Thursday, February 2, 2012
Black History Month: March on Washington!
On August 28, 1963, approximately 250,000 people from all over the United States participated in the March on Washington. The purpose of this peaceful demonstration was to press upon President John F. Kennedy, the Congress, and the American people the necessity and urgency of securing civil rights and economic equality for African Americans. The great mass of demonstrators - black and white, young and old, rural and urban - processed in an orderly fashion from the Washington Monument to the Lincoln Monument, singing the anthem of the Civil Rights Movement, "We Shall Overcome." Assembled in the shadow of Lincoln's seated statue and along the reflecting pool in front of it, the patient crowd heard four civil rights leaders speak before Mahalia Jackson sang "I've Been 'Buked and I've Been Scorned." The historic march reached its climax with Martin Luther King Jr.'s masterful delivery of his eloquent and inspired "I Have a Dream" speech.
The elation from the success of the March on Washington did not last. Less than three weeks later, on September 15, 1963, a bomb exploded in the Sixteenth Street Baptist Church in Birmingham, killing four African American girls in Bible class and wounding 14 others.

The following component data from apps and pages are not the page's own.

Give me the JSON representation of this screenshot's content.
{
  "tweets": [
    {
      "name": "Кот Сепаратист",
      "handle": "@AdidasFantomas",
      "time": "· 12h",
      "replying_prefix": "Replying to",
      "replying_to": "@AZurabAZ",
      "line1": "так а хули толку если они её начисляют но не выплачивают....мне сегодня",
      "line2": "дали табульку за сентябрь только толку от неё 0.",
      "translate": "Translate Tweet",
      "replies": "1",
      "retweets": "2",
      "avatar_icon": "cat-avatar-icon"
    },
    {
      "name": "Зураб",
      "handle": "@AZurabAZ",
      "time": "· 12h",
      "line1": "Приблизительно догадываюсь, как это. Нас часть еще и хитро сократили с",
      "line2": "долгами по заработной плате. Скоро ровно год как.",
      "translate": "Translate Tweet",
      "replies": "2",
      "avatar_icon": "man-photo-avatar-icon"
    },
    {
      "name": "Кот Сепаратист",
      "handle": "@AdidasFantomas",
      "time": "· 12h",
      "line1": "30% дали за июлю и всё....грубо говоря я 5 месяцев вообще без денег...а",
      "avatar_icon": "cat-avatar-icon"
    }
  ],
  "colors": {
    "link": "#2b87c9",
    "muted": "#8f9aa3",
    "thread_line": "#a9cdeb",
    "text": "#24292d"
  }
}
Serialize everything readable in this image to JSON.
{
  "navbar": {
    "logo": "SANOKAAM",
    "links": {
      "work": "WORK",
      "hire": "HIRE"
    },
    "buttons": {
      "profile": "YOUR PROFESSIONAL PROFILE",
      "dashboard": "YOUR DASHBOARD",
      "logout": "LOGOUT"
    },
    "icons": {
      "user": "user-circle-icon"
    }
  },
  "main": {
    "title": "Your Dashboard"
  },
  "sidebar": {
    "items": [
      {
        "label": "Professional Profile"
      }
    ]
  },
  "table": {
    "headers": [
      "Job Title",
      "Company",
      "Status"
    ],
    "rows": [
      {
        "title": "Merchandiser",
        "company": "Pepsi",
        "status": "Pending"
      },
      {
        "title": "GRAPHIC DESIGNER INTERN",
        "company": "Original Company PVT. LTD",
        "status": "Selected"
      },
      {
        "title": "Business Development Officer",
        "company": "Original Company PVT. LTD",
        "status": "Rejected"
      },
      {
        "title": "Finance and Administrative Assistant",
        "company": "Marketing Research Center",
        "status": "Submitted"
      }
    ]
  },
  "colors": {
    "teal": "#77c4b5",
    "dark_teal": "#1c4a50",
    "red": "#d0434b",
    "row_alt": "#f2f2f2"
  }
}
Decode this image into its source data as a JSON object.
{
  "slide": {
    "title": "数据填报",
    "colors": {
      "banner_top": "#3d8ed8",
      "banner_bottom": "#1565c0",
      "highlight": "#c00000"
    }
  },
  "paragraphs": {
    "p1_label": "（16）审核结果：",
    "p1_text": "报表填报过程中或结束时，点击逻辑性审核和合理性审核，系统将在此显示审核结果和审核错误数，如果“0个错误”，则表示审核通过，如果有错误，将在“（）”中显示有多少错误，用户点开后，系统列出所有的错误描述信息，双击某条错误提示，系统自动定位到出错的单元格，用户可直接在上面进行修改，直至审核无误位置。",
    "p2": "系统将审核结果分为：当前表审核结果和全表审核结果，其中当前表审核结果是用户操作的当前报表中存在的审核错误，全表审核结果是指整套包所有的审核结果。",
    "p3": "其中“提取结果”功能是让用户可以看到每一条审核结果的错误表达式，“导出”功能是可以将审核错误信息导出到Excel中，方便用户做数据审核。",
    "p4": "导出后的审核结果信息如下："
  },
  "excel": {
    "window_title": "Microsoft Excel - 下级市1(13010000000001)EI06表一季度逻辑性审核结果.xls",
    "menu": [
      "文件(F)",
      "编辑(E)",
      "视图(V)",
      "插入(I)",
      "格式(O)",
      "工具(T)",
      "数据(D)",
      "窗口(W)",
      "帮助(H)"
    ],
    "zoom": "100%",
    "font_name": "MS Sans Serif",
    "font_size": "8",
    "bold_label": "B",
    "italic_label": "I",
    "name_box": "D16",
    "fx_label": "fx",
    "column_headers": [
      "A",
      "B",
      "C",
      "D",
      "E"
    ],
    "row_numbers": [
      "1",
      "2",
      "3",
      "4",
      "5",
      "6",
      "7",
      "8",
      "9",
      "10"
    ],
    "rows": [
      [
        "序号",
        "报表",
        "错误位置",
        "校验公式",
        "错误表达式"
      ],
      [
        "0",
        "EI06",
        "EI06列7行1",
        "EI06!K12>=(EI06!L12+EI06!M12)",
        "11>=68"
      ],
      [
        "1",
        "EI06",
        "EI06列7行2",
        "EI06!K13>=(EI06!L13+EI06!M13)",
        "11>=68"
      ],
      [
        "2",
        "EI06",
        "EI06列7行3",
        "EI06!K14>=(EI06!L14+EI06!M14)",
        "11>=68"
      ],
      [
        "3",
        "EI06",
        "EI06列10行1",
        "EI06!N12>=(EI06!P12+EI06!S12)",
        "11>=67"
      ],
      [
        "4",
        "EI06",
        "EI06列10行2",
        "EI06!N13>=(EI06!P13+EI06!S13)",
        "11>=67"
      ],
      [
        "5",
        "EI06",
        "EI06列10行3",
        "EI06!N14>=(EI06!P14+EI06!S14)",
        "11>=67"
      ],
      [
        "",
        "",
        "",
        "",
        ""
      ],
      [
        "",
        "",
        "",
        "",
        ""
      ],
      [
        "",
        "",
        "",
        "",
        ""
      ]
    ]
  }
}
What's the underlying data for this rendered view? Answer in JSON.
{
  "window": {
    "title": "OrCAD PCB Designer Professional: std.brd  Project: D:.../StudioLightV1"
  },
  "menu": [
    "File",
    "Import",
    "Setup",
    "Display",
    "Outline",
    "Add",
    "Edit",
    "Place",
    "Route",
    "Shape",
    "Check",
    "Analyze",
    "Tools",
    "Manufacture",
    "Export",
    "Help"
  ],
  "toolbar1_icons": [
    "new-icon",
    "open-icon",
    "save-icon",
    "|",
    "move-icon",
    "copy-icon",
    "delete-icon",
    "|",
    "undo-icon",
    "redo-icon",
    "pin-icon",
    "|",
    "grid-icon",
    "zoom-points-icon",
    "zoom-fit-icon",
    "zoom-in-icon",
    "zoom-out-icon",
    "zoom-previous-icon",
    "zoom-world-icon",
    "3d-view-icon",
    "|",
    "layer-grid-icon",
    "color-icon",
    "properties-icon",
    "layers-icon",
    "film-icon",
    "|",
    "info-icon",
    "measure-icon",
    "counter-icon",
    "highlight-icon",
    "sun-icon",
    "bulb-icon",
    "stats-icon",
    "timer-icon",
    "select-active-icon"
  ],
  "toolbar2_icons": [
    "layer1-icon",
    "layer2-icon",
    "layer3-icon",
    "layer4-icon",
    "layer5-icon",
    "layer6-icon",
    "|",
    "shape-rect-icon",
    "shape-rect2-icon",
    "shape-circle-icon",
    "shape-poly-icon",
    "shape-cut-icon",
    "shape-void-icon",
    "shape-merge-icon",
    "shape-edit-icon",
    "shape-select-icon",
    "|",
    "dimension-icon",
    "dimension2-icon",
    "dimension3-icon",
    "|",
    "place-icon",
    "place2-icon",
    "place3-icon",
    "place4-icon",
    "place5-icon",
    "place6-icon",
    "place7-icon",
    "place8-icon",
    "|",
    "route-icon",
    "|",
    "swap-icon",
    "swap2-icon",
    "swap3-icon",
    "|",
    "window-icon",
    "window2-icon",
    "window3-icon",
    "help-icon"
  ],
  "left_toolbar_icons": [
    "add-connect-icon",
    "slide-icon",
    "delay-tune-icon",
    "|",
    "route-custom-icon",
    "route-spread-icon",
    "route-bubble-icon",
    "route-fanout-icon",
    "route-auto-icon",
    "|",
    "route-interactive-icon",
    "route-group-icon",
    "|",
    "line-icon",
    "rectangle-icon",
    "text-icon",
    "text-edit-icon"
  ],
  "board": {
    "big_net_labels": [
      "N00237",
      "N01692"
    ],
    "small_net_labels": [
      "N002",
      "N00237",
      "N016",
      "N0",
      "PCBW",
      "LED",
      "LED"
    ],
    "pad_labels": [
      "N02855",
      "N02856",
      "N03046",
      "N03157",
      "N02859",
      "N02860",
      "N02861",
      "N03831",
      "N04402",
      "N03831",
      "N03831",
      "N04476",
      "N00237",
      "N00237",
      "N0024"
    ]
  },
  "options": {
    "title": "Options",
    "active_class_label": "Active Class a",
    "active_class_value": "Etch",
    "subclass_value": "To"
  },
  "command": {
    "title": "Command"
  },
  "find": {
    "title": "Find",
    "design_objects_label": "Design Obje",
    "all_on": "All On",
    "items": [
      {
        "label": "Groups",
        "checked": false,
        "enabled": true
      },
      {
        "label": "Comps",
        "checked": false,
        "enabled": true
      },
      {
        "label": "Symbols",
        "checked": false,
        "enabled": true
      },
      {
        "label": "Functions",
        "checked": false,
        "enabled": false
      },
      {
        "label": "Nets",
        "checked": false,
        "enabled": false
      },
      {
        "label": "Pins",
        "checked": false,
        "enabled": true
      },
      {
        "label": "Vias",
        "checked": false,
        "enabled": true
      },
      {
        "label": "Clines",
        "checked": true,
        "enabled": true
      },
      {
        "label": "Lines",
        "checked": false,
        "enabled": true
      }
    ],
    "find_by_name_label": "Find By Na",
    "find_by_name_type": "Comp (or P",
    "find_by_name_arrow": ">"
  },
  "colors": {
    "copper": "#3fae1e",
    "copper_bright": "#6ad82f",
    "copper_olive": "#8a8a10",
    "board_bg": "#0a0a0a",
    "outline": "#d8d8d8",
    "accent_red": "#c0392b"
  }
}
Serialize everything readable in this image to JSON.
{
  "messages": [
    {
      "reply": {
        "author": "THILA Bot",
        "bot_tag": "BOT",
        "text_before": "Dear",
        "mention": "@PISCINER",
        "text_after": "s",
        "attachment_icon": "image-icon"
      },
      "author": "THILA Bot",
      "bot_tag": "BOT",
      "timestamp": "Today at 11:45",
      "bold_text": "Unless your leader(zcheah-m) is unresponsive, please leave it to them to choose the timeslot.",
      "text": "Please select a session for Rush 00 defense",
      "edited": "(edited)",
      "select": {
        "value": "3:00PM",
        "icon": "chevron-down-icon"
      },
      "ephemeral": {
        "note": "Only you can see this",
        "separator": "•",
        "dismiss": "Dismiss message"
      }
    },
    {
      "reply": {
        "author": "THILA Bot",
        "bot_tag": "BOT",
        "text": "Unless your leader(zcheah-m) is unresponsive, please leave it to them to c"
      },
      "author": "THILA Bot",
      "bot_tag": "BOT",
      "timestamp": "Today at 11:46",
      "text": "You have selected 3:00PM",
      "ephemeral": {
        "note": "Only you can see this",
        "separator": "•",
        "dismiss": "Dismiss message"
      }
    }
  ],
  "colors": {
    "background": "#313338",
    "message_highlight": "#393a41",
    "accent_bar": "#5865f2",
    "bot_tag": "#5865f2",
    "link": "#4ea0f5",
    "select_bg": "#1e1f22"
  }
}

More than 8000 people attended the funeral of three of the girls, at which Martin Luther King Jr. gave the eulogy.